Could the listing be repeated exactly, with every picture dropped?

──────── The input ────────

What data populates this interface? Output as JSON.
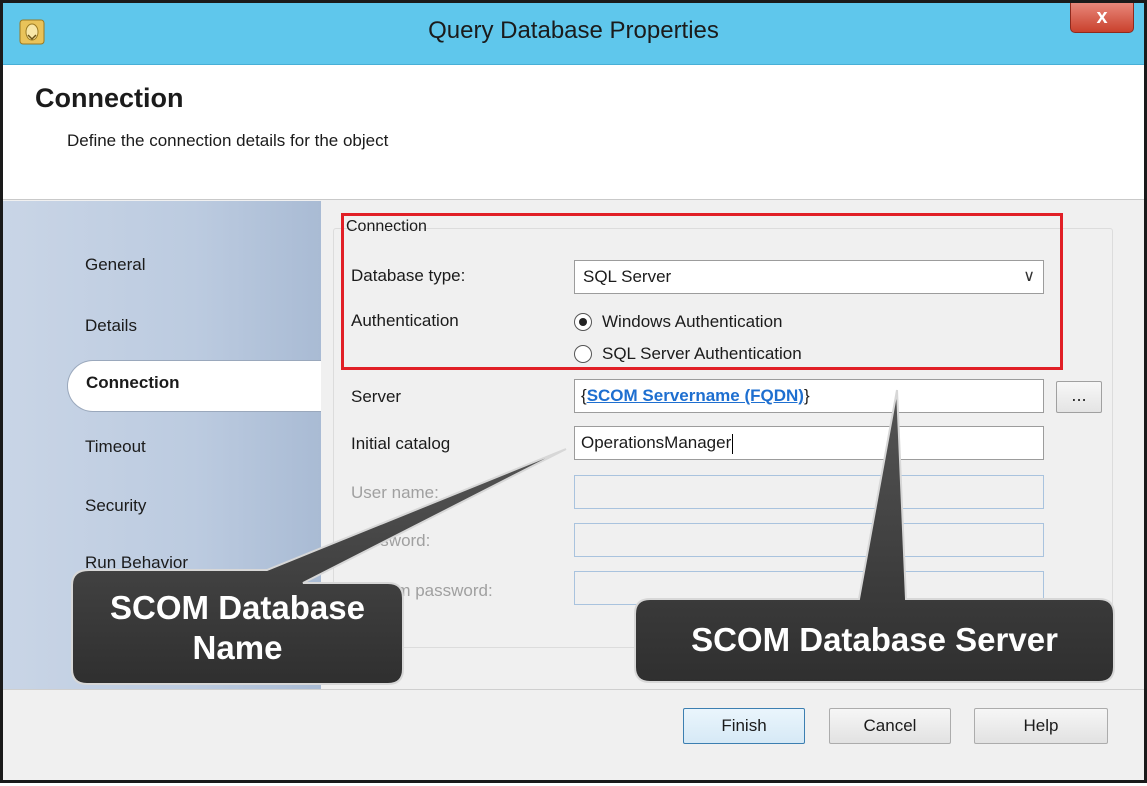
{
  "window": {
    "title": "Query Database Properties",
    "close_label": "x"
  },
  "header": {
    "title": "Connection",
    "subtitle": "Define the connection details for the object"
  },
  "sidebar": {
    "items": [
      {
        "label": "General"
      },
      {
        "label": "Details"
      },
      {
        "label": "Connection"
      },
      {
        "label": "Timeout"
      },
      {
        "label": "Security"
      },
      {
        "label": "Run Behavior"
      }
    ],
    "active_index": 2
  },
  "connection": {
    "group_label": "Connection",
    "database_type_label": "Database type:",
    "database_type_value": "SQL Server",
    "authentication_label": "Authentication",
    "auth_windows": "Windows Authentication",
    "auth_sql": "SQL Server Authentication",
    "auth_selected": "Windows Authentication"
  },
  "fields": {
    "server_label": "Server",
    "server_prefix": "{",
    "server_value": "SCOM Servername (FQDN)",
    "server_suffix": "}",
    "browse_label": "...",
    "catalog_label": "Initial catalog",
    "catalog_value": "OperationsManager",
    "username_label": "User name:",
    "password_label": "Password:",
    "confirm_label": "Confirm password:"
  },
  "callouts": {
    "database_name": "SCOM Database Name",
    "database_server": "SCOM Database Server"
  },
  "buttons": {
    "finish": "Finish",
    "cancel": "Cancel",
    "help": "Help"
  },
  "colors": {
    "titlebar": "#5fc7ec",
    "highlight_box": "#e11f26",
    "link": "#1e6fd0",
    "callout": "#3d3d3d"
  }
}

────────

● Written solution
What data populates this interface? Output as JSON.
{
  "window": {
    "title": "Query Database Properties",
    "close_label": "x"
  },
  "header": {
    "title": "Connection",
    "subtitle": "Define the connection details for the object"
  },
  "sidebar": {
    "items": [
      {
        "label": "General"
      },
      {
        "label": "Details"
      },
      {
        "label": "Connection"
      },
      {
        "label": "Timeout"
      },
      {
        "label": "Security"
      },
      {
        "label": "Run Behavior"
      }
    ],
    "active_index": 2
  },
  "connection": {
    "group_label": "Connection",
    "database_type_label": "Database type:",
    "database_type_value": "SQL Server",
    "authentication_label": "Authentication",
    "auth_windows": "Windows Authentication",
    "auth_sql": "SQL Server Authentication",
    "auth_selected": "Windows Authentication"
  },
  "fields": {
    "server_label": "Server",
    "server_prefix": "{",
    "server_value": "SCOM Servername (FQDN)",
    "server_suffix": "}",
    "browse_label": "...",
    "catalog_label": "Initial catalog",
    "catalog_value": "OperationsManager",
    "username_label": "User name:",
    "password_label": "Password:",
    "confirm_label": "Confirm password:"
  },
  "callouts": {
    "database_name": "SCOM Database Name",
    "database_server": "SCOM Database Server"
  },
  "buttons": {
    "finish": "Finish",
    "cancel": "Cancel",
    "help": "Help"
  },
  "colors": {
    "titlebar": "#5fc7ec",
    "highlight_box": "#e11f26",
    "link": "#1e6fd0",
    "callout": "#3d3d3d"
  }
}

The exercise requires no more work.